Boats & Barges

‘Boatnerd’ Builds Community, Maritime Culture On Great Lakes

Do you like spying Great Lake ships, or “lakers,” from the shore or tracking them on AIS? Do you keep track of what vessels visit any of the ports that line the shores of the five Great Lakes and the rivers that feed them? Do you enjoy trading boat stories and spreading boat rumors?

Then you may be a “boatnerd,” and if so, is the site for you. started as a class project in 1995 when founder Neil Schultheiss was a student at Oakland University in Rochester, Mich.

The popularity of the site grew immensely over the years, with the organization eventually becoming a nonprofit (formally named Great Lakes and Seaway Shipping Online Inc.) that’s now led by a board of directors and its current editor, Roger LeLievre. Funding comes in the form of direct donations and advertising on the website.

Sign up for Waterway Journal's weekly newsletter.Our weekly newsletter delivers the latest inland marine news straight to your inbox including breaking news, our exclusive columns and much more.

“We’re dedicated to Great Lakes shipping and the Great Lakes in general,” said LeLievre, who is also editor and publisher of Know Your Ships, an annual book on the boats that operate on the Great Lakes-St. Lawrence Seaway. “We have the whole range of people from nautical enthusiasts, sailors, people in the shipping industry. We have visitors from all over the world.”

The site features a daily news page, which both features stories submitted by individual boatnerds and aggregates stories related to the Great Lakes. also includes daily port reports that track vessel movements between ports and terminals, along with a “Today in Great Lakes History” page.

Boatnerd logo.
Boatnerd logo.

Every winter, the site carries a lay-up list that details the vessel name, lay-up port, dock and time frame. also has an extensive AIS tracking system that’s free and publicly available that plots vessels on a map of the Great Lakes. The organization also manages an active message board.

“We also have gatherings in the real world of like-minded individuals, LeLievre said. “We call ourselves boatnerds, of course. We have gatherings around the Great Lakes when we get together, take pictures, swap sea stories and news and rumors.”

One of the group’s most popular events was held June 23 when a fleet’s worth of boatnerds gathered near the Soo Locks at Sherman Park in Sault St. Marie, Mich. The event—and food—were free and open to the public.

“We’re a friendly bunch,” LeLievre said. “We like to talk about boats, and that’s what we do.”

After the picnic, attendees went down to Mission Point to watch the ships go by en route to and from the St. Marys River.

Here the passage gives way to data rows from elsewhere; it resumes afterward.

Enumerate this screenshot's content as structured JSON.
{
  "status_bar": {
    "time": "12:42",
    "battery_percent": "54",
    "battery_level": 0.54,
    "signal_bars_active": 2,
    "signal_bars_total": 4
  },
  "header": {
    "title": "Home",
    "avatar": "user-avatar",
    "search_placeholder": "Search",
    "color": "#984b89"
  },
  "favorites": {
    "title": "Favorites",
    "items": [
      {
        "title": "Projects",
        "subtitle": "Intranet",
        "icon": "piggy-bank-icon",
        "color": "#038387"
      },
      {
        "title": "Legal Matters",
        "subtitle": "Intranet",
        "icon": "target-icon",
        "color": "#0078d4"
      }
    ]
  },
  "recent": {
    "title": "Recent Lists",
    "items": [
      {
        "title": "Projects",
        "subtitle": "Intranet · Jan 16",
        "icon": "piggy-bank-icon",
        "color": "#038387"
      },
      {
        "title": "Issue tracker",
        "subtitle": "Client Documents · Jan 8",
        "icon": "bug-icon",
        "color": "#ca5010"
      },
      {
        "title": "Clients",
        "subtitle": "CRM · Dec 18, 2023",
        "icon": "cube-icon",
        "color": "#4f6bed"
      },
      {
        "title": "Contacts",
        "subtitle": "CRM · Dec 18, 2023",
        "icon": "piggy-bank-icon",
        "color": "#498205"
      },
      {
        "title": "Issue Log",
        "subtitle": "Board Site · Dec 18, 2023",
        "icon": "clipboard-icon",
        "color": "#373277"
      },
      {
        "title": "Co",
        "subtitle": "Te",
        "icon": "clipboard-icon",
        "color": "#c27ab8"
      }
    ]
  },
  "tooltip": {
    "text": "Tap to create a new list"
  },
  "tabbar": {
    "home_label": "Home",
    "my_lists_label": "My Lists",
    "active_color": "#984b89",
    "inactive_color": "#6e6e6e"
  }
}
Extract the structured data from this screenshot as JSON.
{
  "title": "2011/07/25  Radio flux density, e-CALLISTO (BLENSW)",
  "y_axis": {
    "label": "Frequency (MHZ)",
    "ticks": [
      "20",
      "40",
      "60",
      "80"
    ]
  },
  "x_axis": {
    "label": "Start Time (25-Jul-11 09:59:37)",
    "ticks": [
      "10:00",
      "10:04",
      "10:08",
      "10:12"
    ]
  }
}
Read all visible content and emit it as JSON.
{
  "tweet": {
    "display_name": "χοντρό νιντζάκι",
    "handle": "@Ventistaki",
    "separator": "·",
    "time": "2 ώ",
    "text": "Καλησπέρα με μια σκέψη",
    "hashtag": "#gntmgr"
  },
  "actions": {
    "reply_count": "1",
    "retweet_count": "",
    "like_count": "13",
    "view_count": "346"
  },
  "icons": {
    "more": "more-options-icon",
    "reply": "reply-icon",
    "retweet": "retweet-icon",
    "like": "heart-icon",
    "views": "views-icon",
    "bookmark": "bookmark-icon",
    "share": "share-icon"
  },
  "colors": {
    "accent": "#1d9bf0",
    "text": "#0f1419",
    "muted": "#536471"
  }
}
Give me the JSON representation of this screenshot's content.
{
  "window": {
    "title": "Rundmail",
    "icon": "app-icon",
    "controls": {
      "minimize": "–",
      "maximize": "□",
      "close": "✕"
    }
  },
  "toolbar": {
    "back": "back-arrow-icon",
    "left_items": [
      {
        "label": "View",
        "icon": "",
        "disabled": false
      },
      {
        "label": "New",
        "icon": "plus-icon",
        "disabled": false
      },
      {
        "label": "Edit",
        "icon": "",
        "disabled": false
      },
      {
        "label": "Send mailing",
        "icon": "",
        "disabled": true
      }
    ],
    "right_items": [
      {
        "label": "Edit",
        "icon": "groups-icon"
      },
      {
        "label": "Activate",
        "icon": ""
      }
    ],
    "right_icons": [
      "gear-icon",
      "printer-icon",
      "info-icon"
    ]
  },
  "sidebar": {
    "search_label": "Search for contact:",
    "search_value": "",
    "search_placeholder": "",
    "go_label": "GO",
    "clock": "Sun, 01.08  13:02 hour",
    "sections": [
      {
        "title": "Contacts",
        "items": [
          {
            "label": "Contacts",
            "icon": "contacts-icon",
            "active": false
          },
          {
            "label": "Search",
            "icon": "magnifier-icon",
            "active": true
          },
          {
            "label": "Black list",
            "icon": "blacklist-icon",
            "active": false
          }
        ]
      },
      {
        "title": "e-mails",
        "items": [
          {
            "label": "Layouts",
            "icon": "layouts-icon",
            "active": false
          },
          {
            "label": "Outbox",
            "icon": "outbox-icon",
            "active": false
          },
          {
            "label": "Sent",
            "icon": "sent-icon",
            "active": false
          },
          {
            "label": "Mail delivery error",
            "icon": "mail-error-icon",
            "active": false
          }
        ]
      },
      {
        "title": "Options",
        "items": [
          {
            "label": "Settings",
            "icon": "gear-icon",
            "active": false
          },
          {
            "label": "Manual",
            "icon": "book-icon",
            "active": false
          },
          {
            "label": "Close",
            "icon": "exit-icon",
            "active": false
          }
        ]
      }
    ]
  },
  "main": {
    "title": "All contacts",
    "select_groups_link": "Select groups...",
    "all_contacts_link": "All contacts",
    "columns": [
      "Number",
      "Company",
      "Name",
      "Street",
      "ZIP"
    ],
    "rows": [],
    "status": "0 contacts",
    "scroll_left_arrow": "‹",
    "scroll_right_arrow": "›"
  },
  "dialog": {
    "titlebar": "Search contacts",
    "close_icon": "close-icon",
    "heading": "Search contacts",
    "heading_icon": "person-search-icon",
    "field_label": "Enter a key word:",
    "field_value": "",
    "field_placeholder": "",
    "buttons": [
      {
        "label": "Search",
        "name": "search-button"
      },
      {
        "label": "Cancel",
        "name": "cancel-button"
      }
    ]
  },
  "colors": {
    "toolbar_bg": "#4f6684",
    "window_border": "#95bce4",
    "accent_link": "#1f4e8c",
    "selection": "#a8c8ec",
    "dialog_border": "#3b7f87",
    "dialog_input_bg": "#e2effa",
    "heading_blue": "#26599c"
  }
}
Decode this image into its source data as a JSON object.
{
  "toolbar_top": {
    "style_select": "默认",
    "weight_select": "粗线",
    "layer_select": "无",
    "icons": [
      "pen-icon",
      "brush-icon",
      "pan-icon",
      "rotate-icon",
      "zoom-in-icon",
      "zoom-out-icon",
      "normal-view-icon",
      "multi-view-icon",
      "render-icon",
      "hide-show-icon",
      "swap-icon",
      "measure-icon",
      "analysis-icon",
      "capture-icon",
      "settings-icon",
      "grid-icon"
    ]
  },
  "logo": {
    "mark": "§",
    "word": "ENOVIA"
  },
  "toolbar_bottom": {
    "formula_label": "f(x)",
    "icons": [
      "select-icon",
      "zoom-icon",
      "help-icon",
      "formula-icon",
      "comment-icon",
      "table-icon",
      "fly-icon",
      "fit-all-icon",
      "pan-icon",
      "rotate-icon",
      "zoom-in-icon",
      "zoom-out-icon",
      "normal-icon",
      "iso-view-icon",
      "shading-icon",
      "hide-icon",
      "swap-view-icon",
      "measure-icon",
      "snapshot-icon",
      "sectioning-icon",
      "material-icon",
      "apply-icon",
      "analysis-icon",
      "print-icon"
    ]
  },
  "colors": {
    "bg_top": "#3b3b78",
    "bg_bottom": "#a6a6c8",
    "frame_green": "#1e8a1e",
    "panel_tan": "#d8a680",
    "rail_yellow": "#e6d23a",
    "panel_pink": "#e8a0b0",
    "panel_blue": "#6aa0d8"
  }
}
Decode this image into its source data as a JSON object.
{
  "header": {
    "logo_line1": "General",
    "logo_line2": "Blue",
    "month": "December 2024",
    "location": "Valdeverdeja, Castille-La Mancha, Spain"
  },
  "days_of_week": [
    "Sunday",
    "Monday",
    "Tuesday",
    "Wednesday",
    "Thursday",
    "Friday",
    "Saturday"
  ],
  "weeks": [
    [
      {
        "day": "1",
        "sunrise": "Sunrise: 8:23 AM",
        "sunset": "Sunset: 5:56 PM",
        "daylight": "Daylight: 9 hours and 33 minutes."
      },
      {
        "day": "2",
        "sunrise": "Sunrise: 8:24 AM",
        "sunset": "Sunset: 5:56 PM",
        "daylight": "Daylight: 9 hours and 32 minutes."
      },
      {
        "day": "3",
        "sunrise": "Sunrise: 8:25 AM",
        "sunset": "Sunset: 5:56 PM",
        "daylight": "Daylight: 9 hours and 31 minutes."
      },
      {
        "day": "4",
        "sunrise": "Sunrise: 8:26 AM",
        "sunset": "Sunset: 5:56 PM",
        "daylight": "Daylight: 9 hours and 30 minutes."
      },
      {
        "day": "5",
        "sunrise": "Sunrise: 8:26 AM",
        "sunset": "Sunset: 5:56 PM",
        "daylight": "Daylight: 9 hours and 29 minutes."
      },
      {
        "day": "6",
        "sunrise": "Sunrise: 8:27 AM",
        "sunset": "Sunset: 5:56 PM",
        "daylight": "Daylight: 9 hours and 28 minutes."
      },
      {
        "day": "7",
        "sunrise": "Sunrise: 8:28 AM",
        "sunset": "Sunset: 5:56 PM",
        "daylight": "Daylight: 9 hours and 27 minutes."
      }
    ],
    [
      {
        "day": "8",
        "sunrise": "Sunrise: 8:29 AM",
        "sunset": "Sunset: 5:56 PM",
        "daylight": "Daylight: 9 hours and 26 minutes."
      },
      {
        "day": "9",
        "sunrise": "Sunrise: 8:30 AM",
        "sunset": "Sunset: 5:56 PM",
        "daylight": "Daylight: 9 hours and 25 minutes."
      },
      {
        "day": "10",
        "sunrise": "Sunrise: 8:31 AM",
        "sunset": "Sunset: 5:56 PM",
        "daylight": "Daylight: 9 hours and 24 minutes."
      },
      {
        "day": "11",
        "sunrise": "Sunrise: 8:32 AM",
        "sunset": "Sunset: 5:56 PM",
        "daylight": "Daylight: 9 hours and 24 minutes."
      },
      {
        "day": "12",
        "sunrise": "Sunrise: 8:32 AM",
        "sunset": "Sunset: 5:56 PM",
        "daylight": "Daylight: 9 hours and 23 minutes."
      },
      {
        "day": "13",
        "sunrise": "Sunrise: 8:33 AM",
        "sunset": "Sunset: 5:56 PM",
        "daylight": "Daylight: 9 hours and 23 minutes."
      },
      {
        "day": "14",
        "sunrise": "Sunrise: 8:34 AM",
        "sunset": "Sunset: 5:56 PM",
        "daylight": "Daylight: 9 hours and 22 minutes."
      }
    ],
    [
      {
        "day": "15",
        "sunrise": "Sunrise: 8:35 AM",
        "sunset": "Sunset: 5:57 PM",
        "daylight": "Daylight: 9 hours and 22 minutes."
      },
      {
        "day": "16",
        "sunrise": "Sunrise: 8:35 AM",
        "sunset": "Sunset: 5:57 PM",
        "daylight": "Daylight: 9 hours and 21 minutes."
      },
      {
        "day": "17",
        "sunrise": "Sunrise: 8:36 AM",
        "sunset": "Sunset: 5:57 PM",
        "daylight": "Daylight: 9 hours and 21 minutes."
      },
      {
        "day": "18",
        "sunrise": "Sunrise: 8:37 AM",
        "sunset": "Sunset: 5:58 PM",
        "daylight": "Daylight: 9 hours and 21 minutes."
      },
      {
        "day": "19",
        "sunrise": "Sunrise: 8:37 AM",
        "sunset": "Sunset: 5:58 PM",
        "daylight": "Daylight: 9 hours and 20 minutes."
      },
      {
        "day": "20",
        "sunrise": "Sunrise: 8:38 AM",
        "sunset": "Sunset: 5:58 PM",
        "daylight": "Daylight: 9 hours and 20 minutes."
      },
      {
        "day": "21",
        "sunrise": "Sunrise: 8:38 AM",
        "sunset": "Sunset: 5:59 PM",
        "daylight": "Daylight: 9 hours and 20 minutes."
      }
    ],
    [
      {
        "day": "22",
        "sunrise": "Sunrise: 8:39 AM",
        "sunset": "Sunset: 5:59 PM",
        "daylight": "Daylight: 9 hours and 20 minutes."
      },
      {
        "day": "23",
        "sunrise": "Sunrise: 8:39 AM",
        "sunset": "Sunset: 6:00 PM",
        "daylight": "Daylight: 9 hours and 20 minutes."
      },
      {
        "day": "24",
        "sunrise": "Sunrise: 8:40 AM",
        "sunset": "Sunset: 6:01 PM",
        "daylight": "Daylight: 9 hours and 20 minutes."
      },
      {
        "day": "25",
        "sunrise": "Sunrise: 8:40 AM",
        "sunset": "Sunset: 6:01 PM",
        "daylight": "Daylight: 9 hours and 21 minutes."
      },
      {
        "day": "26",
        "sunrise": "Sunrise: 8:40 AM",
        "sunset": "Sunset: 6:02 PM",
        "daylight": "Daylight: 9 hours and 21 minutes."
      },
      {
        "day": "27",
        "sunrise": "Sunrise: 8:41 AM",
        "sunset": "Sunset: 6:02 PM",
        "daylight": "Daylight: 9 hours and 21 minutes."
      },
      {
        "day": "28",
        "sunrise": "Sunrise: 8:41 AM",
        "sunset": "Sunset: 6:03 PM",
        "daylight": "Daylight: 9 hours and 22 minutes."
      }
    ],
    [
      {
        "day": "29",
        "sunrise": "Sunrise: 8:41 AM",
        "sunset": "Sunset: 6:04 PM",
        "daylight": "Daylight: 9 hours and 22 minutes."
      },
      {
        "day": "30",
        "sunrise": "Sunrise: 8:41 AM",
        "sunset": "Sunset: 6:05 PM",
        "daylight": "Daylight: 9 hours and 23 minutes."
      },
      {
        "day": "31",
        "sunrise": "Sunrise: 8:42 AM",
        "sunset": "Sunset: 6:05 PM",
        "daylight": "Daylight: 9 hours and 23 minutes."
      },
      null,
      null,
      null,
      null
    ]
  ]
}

“We get our lawn chairs out and our cameras are at the ready,” he said.

The following day was Engineers Day at the Soo Locks, which LeLievre expected to be well-attended following an extended COVID-19 hiatus. Later on June 24, Boatnerds sponsored a freighter-chasing cruise on a Soo Locks tour boat. The group gathered again at Mission Point on June 25, with the boat nerds heading home the following day.

Boatnerds gather to greet an American Steamship Company ship with a company flag.
Boatnerds gather to greet an American Steamship Company ship with a company flag.

LeLievre said, while times have certainly changed on the Great Lakes, with larger yet fewer ships sailing on the lakes these days, it’s still exciting to enjoy the history of the region and celebrate the industry that’s thriving there. Passenger cruising is having a renaissance on the lakes, he said, and crowds are eager to celebrate the seasons, from the summer gatherings and winter lay-ups, to this year’s reopening of the Soo Locks after the winter shutdown.

“About 200 people this year traveled to Sault St. Marie in the dead of March—it was freezing—to go stand on an observation platform to cheer the first boat through the locks at midnight,” LeLievre said. “And I was there too—crazy.”